- What to work on -
Where a line of the data below has the string "游资量化专用", copy that line.

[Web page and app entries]
============================================================

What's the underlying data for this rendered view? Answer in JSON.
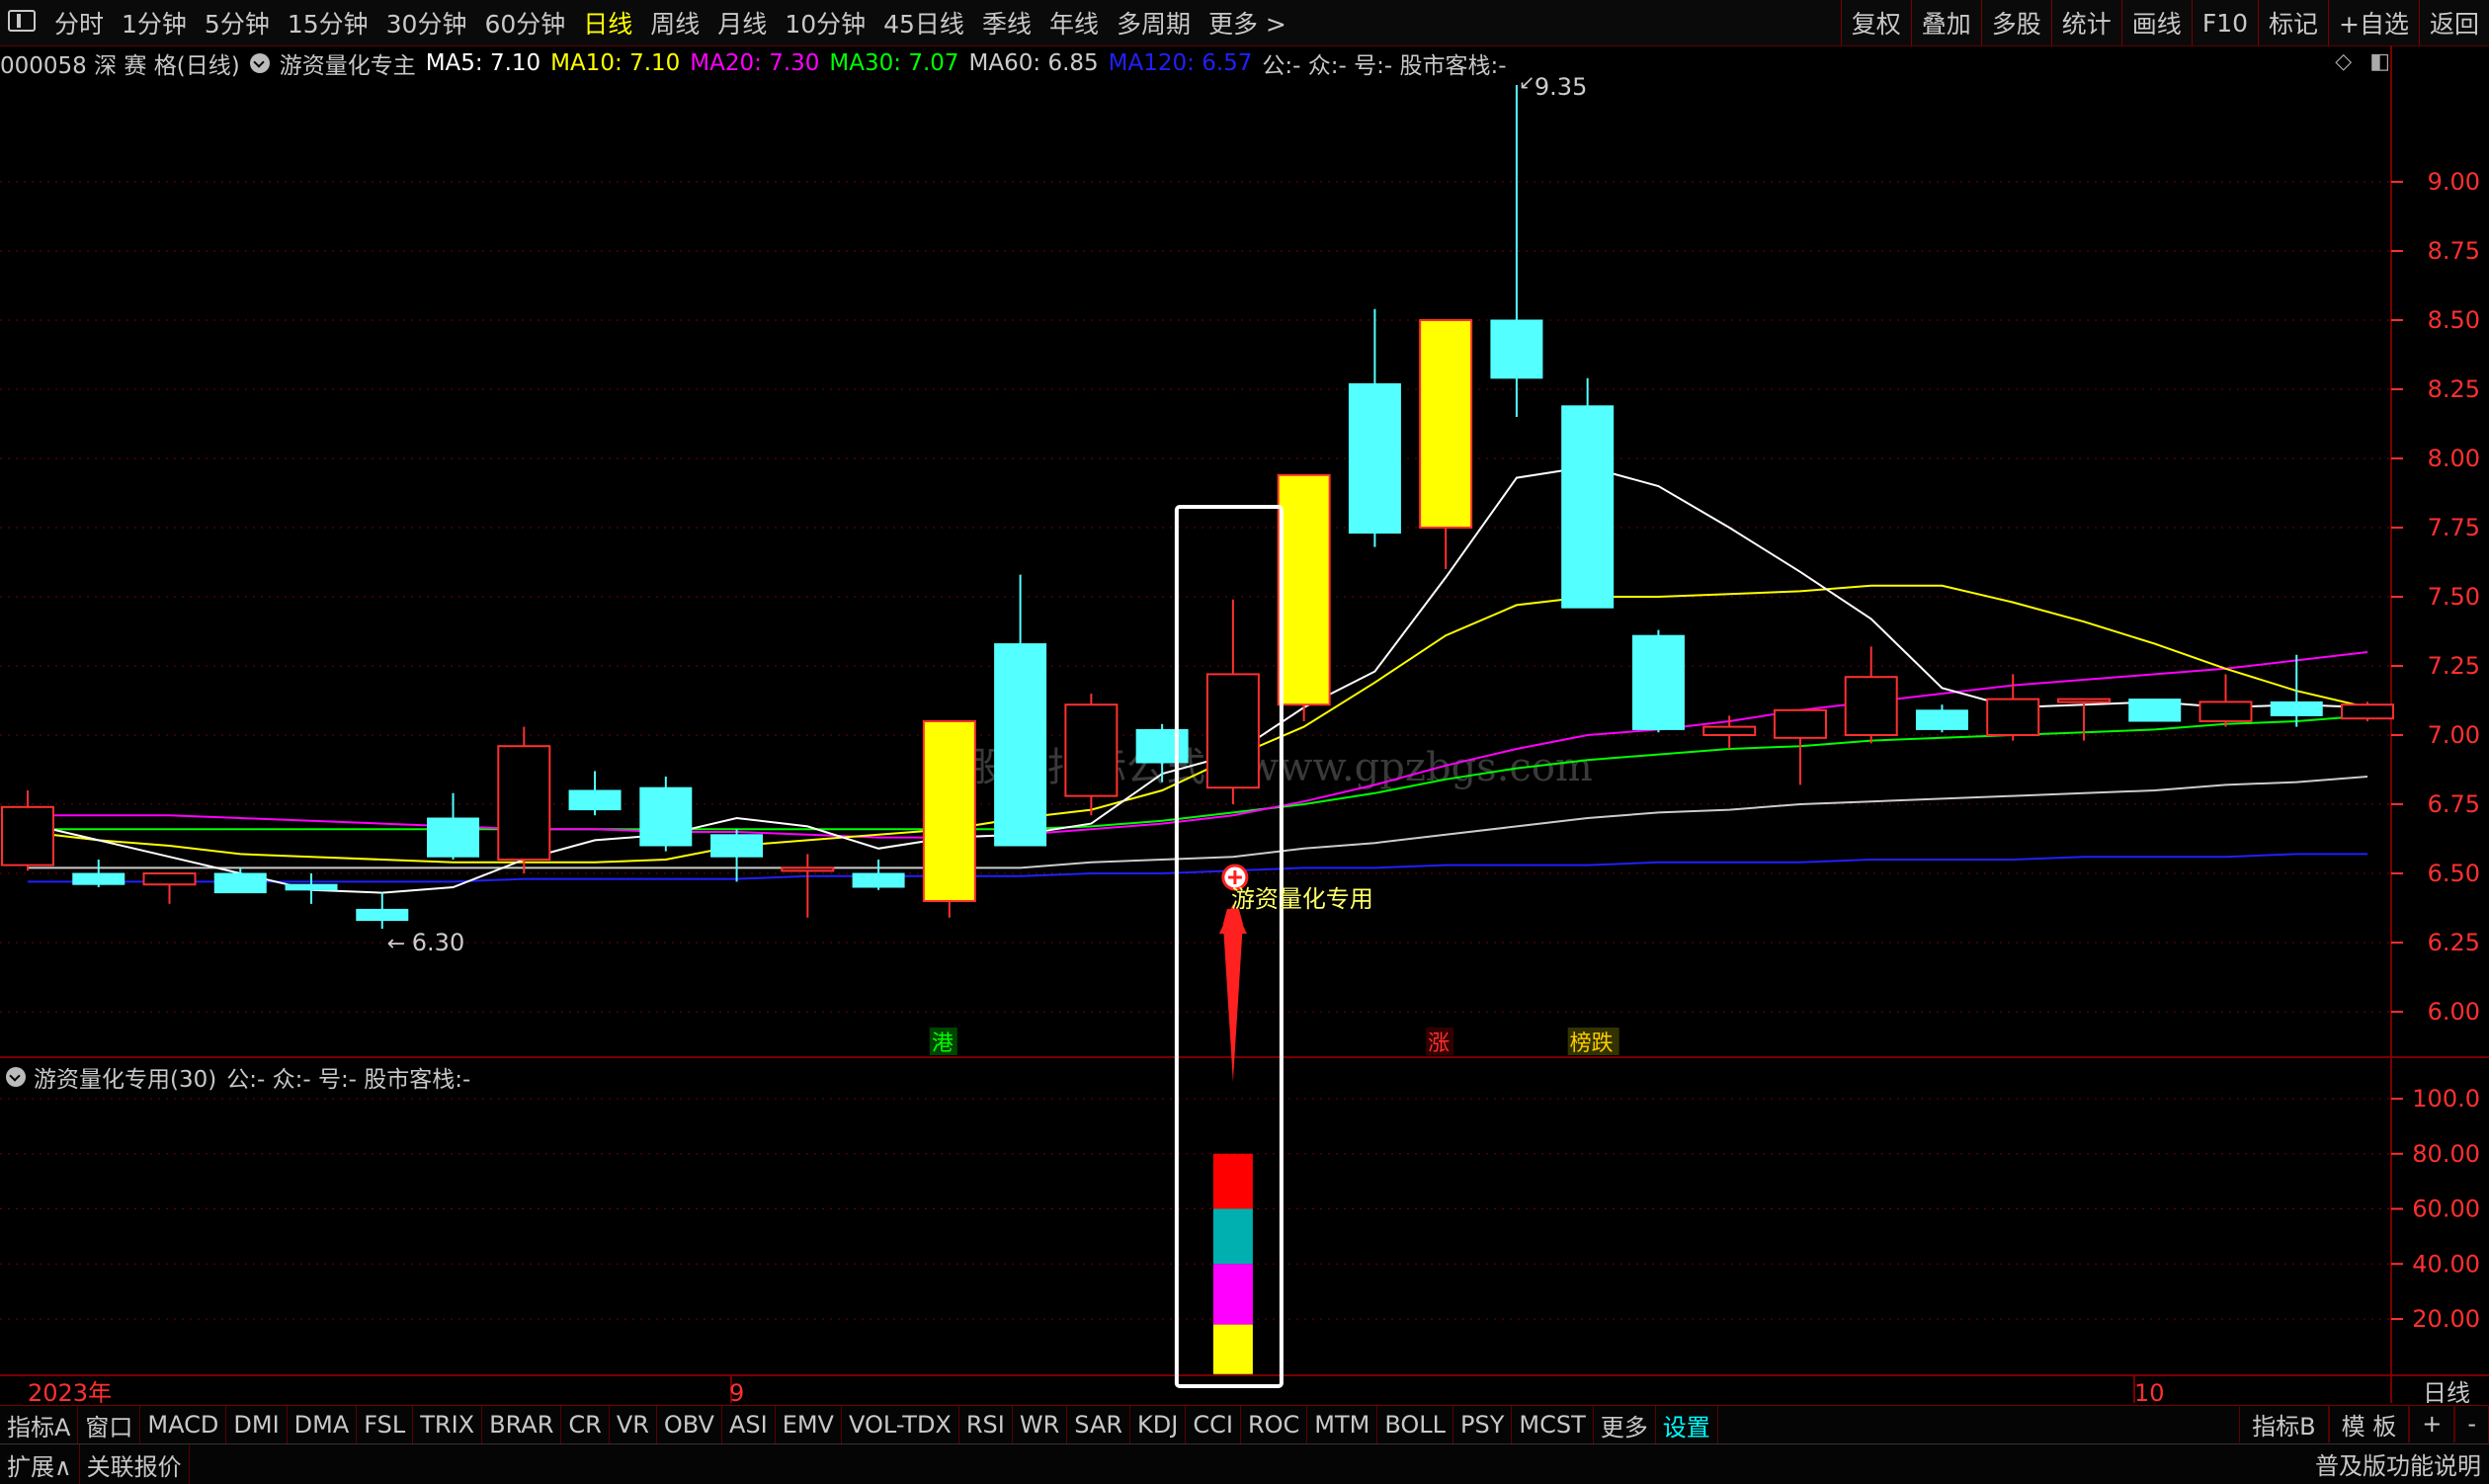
{
  "topbar": {
    "periods": [
      "分时",
      "1分钟",
      "5分钟",
      "15分钟",
      "30分钟",
      "60分钟",
      "日线",
      "周线",
      "月线",
      "10分钟",
      "45日线",
      "季线",
      "年线",
      "多周期",
      "更多 >"
    ],
    "active_period": "日线",
    "right_items": [
      "复权",
      "叠加",
      "多股",
      "统计",
      "画线",
      "F10",
      "标记",
      "+自选",
      "返回"
    ]
  },
  "infobar": {
    "stock": "000058 深 赛 格(日线)",
    "indicator": "游资量化专主",
    "ma5": "MA5: 7.10",
    "ma10": "MA10: 7.10",
    "ma20": "MA20: 7.30",
    "ma30": "MA30: 7.07",
    "ma60": "MA60: 6.85",
    "ma120": "MA120: 6.57",
    "tail": "公:- 众:- 号:- 股市客栈:-"
  },
  "colors": {
    "ma5": "#ffffff",
    "ma10": "#ffff00",
    "ma20": "#ff00ff",
    "ma30": "#00ff00",
    "ma60": "#cccccc",
    "ma120": "#2020ff",
    "up": "#ff3030",
    "down": "#54ffff",
    "signal": "#ffff00",
    "grid": "#7a0000"
  },
  "price_axis": [
    "9.00",
    "8.75",
    "8.50",
    "8.25",
    "8.00",
    "7.75",
    "7.50",
    "7.25",
    "7.00",
    "6.75",
    "6.50",
    "6.25",
    "6.00"
  ],
  "sub_axis": [
    "100.0",
    "80.00",
    "60.00",
    "40.00",
    "20.00"
  ],
  "annotations": {
    "high": "9.35",
    "low": "6.30",
    "watermark": "股票指标公式网www.gpzbgs.com",
    "signal_label": "游资量化专用",
    "tags": [
      "港",
      "涨",
      "榜跌"
    ]
  },
  "subinfo": {
    "title": "游资量化专用(30)",
    "tail": "公:- 众:- 号:- 股市客栈:-"
  },
  "date_axis": {
    "year": "2023年",
    "m9": "9",
    "m10": "10",
    "period": "日线"
  },
  "bottombar1": {
    "items": [
      "指标A",
      "窗口",
      "MACD",
      "DMI",
      "DMA",
      "FSL",
      "TRIX",
      "BRAR",
      "CR",
      "VR",
      "OBV",
      "ASI",
      "EMV",
      "VOL-TDX",
      "RSI",
      "WR",
      "SAR",
      "KDJ",
      "CCI",
      "ROC",
      "MTM",
      "BOLL",
      "PSY",
      "MCST",
      "更多",
      "设置"
    ],
    "right": [
      "指标B",
      "模 板",
      "+",
      "-"
    ]
  },
  "bottombar2": {
    "items": [
      "扩展∧",
      "关联报价"
    ],
    "right": "普及版功能说明"
  },
  "chart_data": {
    "type": "candlestick",
    "ylim": [
      5.9,
      9.45
    ],
    "candles": [
      {
        "o": 6.53,
        "h": 6.8,
        "l": 6.51,
        "c": 6.74
      },
      {
        "o": 6.5,
        "h": 6.55,
        "l": 6.45,
        "c": 6.46
      },
      {
        "o": 6.46,
        "h": 6.5,
        "l": 6.39,
        "c": 6.5
      },
      {
        "o": 6.5,
        "h": 6.52,
        "l": 6.43,
        "c": 6.43
      },
      {
        "o": 6.46,
        "h": 6.5,
        "l": 6.39,
        "c": 6.44
      },
      {
        "o": 6.37,
        "h": 6.43,
        "l": 6.3,
        "c": 6.33
      },
      {
        "o": 6.7,
        "h": 6.79,
        "l": 6.55,
        "c": 6.56
      },
      {
        "o": 6.55,
        "h": 7.03,
        "l": 6.5,
        "c": 6.96
      },
      {
        "o": 6.8,
        "h": 6.87,
        "l": 6.71,
        "c": 6.73
      },
      {
        "o": 6.81,
        "h": 6.85,
        "l": 6.58,
        "c": 6.6
      },
      {
        "o": 6.64,
        "h": 6.66,
        "l": 6.47,
        "c": 6.56
      },
      {
        "o": 6.52,
        "h": 6.57,
        "l": 6.34,
        "c": 6.52
      },
      {
        "o": 6.5,
        "h": 6.55,
        "l": 6.44,
        "c": 6.45
      },
      {
        "o": 6.4,
        "h": 7.05,
        "l": 6.34,
        "c": 7.05
      },
      {
        "o": 7.33,
        "h": 7.58,
        "l": 6.6,
        "c": 6.6
      },
      {
        "o": 6.78,
        "h": 7.15,
        "l": 6.71,
        "c": 7.11
      },
      {
        "o": 7.02,
        "h": 7.04,
        "l": 6.83,
        "c": 6.9
      },
      {
        "o": 6.81,
        "h": 7.49,
        "l": 6.75,
        "c": 7.22
      },
      {
        "o": 7.11,
        "h": 7.94,
        "l": 7.05,
        "c": 7.94
      },
      {
        "o": 8.27,
        "h": 8.54,
        "l": 7.68,
        "c": 7.73
      },
      {
        "o": 7.75,
        "h": 8.5,
        "l": 7.6,
        "c": 8.5
      },
      {
        "o": 8.5,
        "h": 9.35,
        "l": 8.15,
        "c": 8.29
      },
      {
        "o": 8.19,
        "h": 8.29,
        "l": 7.47,
        "c": 7.46
      },
      {
        "o": 7.36,
        "h": 7.38,
        "l": 7.01,
        "c": 7.02
      },
      {
        "o": 7.0,
        "h": 7.07,
        "l": 6.95,
        "c": 7.03
      },
      {
        "o": 6.99,
        "h": 7.09,
        "l": 6.82,
        "c": 7.09
      },
      {
        "o": 7.0,
        "h": 7.32,
        "l": 6.97,
        "c": 7.21
      },
      {
        "o": 7.09,
        "h": 7.11,
        "l": 7.01,
        "c": 7.02
      },
      {
        "o": 7.0,
        "h": 7.22,
        "l": 6.98,
        "c": 7.13
      },
      {
        "o": 7.13,
        "h": 7.12,
        "l": 6.98,
        "c": 7.13
      },
      {
        "o": 7.13,
        "h": 7.13,
        "l": 7.05,
        "c": 7.05
      },
      {
        "o": 7.05,
        "h": 7.22,
        "l": 7.03,
        "c": 7.12
      },
      {
        "o": 7.12,
        "h": 7.29,
        "l": 7.03,
        "c": 7.07
      },
      {
        "o": 7.06,
        "h": 7.12,
        "l": 7.05,
        "c": 7.11
      }
    ],
    "ma": {
      "ma5": [
        6.68,
        6.62,
        6.56,
        6.5,
        6.44,
        6.43,
        6.45,
        6.55,
        6.62,
        6.64,
        6.7,
        6.67,
        6.59,
        6.63,
        6.64,
        6.68,
        6.86,
        6.93,
        7.1,
        7.23,
        7.57,
        7.93,
        7.97,
        7.9,
        7.75,
        7.59,
        7.42,
        7.17,
        7.1,
        7.11,
        7.12,
        7.1,
        7.11,
        7.1
      ],
      "ma10": [
        6.65,
        6.62,
        6.6,
        6.57,
        6.56,
        6.55,
        6.54,
        6.54,
        6.54,
        6.55,
        6.6,
        6.62,
        6.64,
        6.66,
        6.7,
        6.73,
        6.8,
        6.92,
        7.03,
        7.19,
        7.36,
        7.47,
        7.5,
        7.5,
        7.51,
        7.52,
        7.54,
        7.54,
        7.48,
        7.41,
        7.33,
        7.24,
        7.16,
        7.1
      ],
      "ma20": [
        6.71,
        6.71,
        6.71,
        6.7,
        6.69,
        6.68,
        6.67,
        6.66,
        6.66,
        6.65,
        6.65,
        6.64,
        6.63,
        6.63,
        6.64,
        6.66,
        6.68,
        6.71,
        6.76,
        6.82,
        6.89,
        6.95,
        7.0,
        7.02,
        7.05,
        7.09,
        7.12,
        7.15,
        7.18,
        7.2,
        7.22,
        7.24,
        7.27,
        7.3
      ],
      "ma30": [
        6.66,
        6.66,
        6.66,
        6.66,
        6.66,
        6.66,
        6.66,
        6.66,
        6.66,
        6.66,
        6.66,
        6.66,
        6.66,
        6.66,
        6.66,
        6.67,
        6.69,
        6.72,
        6.75,
        6.79,
        6.84,
        6.88,
        6.91,
        6.93,
        6.95,
        6.96,
        6.98,
        6.99,
        7.0,
        7.01,
        7.02,
        7.04,
        7.05,
        7.07
      ],
      "ma60": [
        6.52,
        6.52,
        6.52,
        6.52,
        6.52,
        6.52,
        6.52,
        6.52,
        6.52,
        6.52,
        6.52,
        6.52,
        6.52,
        6.52,
        6.52,
        6.54,
        6.55,
        6.56,
        6.59,
        6.61,
        6.64,
        6.67,
        6.7,
        6.72,
        6.73,
        6.75,
        6.76,
        6.77,
        6.78,
        6.79,
        6.8,
        6.82,
        6.83,
        6.85
      ],
      "ma120": [
        6.47,
        6.47,
        6.47,
        6.47,
        6.47,
        6.47,
        6.47,
        6.48,
        6.48,
        6.48,
        6.48,
        6.49,
        6.49,
        6.49,
        6.49,
        6.5,
        6.5,
        6.51,
        6.52,
        6.52,
        6.53,
        6.53,
        6.53,
        6.54,
        6.54,
        6.54,
        6.55,
        6.55,
        6.55,
        6.56,
        6.56,
        6.56,
        6.57,
        6.57
      ]
    },
    "signal_index": 17,
    "signal_segments": [
      {
        "from": 0,
        "to": 18,
        "color": "#ffff00"
      },
      {
        "from": 18,
        "to": 40,
        "color": "#ff00ff"
      },
      {
        "from": 40,
        "to": 60,
        "color": "#00b0b0"
      },
      {
        "from": 60,
        "to": 80,
        "color": "#ff0000"
      }
    ],
    "sub_ylim": [
      0,
      110
    ]
  }
}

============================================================

- Response for this exercise -
    "signal_label": "游资量化专用",
    "title": "游资量化专用(30)",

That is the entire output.